Papenek discusses how as a culture we design to make profit, and the fact that we delay the release of designs by a year and a half to go through a patent application is absurd. As designers, we should feel that it is wrong to take money from the needs of others, but unfortunately in our capitalistic society, design is driven by monetary purpose. Papenek states that design can and must become and move towards a way in which young people can participate in changing society. Papenek says designers can’t continue to design with a proprietary mindset like it has been done in the past; he says designers must work together to design for a sustainable, considered future.
In the 21st century, an even playing field has been set, with the Internet providing a leveling effect for the mass public. With information so attainable, we must find a better way to take advantage of sharing knowledge. The problem with the privatization of knowledge, particularity green technology, is that this is an incredibly inefficient way for change. If our society wants to progress, we must must move towards more of a knowledge commons economy. Tesla is an example of a company that has looked to share the wealth. In the spirit of the open source movement, Elon Musk, CEO of Telsa Motors, has publically shared his patents on Tesla’s electric cars, accelerating the advent of electric transport. Patents often are an impediment to innovation of positive change, and Musk, although is still creating product in a consumerist world, is at least setting an important example of open sourcing knowledge.
Apple on the other hand is a company that prides itself on secretiveness. The company keeps all its new updates and products under wraps and has big launch days to release the new, “highly anticipated” new product. They also have been criticized for designing products that have planned obsolescence built into them. An old MacBook laptop charger isn’t compatible with the new MacBooks, so you have to end up buying an adapter or a completely new, $80 charger. The first IPad didn’t have a camera built into it, and IPhones are constantly being redesigned and promoted as the next best thing. All these “innovations” are driven by the continuous desire to increase sales and profit margins.

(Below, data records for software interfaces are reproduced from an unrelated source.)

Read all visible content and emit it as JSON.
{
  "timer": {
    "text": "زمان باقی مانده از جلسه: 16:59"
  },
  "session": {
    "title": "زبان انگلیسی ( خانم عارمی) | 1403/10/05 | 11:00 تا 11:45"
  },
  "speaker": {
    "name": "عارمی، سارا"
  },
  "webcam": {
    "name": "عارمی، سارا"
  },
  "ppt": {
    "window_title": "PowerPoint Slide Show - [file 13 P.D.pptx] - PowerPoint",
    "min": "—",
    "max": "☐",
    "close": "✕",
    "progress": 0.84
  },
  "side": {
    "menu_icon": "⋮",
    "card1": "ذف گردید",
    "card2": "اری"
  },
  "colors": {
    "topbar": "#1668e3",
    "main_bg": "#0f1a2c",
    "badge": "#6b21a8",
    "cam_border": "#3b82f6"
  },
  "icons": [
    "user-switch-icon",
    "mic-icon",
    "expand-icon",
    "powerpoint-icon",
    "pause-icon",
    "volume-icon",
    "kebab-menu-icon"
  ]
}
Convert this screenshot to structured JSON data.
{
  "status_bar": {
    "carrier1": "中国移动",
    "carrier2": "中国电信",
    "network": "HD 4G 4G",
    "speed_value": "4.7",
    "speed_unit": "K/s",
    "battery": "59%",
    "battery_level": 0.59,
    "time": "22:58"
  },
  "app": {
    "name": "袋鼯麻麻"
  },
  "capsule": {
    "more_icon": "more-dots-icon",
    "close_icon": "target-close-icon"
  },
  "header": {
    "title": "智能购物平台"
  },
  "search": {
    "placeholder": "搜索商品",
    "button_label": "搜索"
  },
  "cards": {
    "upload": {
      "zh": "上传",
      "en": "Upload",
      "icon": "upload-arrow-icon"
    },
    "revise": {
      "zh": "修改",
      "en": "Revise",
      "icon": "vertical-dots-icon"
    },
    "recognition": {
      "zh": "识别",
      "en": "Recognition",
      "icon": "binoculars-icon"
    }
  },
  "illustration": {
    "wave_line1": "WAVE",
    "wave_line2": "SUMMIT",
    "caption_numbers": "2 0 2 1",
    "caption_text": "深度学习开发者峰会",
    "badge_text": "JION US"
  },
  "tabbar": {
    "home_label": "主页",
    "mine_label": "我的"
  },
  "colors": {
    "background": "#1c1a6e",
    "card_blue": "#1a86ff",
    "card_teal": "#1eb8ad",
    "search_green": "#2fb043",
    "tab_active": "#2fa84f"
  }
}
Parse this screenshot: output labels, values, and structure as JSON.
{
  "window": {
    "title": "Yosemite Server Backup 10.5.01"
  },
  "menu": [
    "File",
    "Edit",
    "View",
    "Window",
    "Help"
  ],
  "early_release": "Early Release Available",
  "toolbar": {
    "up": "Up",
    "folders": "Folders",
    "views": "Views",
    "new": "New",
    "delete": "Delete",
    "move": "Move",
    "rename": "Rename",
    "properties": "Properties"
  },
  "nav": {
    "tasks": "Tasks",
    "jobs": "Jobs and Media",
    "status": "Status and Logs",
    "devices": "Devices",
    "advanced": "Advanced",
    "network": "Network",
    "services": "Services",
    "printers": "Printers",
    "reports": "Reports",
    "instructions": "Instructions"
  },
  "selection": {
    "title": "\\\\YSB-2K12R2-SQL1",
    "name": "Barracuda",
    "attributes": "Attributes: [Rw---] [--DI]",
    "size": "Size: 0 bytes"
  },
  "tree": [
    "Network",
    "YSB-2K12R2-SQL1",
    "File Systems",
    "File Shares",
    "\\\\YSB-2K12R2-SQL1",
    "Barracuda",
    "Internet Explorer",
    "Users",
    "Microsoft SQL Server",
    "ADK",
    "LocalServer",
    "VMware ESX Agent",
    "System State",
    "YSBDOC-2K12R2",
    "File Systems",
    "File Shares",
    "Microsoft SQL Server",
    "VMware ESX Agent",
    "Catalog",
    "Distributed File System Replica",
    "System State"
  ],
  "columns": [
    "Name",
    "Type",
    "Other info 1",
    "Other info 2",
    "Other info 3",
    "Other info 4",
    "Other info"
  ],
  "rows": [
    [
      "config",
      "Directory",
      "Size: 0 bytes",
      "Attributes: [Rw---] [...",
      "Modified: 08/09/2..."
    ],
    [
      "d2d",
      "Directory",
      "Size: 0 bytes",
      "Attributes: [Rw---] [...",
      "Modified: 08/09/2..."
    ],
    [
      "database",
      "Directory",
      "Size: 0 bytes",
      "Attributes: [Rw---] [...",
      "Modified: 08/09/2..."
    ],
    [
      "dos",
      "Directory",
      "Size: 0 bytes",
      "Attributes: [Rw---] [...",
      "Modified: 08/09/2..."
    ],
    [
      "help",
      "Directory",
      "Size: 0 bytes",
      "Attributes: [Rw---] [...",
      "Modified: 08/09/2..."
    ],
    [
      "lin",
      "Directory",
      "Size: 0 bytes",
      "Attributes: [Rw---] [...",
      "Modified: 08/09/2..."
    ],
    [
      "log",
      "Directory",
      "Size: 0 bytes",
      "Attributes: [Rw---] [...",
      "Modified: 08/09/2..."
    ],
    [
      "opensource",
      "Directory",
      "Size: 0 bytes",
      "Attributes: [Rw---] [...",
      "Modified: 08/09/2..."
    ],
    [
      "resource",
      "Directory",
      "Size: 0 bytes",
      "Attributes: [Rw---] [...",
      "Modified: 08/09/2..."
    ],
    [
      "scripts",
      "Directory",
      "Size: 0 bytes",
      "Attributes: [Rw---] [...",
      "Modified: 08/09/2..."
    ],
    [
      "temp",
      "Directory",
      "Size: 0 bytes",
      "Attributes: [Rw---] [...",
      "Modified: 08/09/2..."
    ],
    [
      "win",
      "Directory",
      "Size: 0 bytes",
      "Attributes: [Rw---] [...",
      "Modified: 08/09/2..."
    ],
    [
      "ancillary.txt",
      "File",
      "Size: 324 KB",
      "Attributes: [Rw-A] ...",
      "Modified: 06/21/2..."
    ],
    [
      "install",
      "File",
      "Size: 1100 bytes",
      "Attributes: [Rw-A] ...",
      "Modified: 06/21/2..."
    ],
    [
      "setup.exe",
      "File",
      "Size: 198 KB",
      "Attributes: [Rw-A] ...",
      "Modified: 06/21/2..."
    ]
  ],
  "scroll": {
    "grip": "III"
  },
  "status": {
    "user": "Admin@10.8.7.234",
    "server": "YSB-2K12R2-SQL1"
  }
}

“Our profit-oriented and consumer-oriented Western society has become so over specialized that few people experience the pleasures and benefits of full life, and many never participate in even the most modest forms of creative activity which might help to keep their sensory and intellectual faculties alive. (Papenek, pg. 6)”
Industrial design as an industry, as a profession, and as a practice from designer to designer, must shift its focus if there is to be change in how we as a society view and feed a Capitalist consumer-topia. Designing is a generalized human capacity, but we must find new roles in the world that look to feed and support social innovation and collaboration, to help the needs of others. To continue to design to be obsolete, to design to be consumed, is not how we progress as a society.
Goodman, Donna. A History of the Future, Chapter 3: The Machine Age in America. New York: Monacelli, 2008. Print.
Papenek, Victor. Design for the Real World: Human Ecology and Social Change. New York: Pantheon Books. 1972. Print.
Andrews, Tara. In Design and Consume to Utopia: Where Industrial Design Went Wrong. Volume 7, Issue 2 (pg 71-86).New York: TEAM D/E/S. 2009.
Illich, Ivan. Tools For Conviviality (ch. 2). New York: Harper & Row. 1973. Print.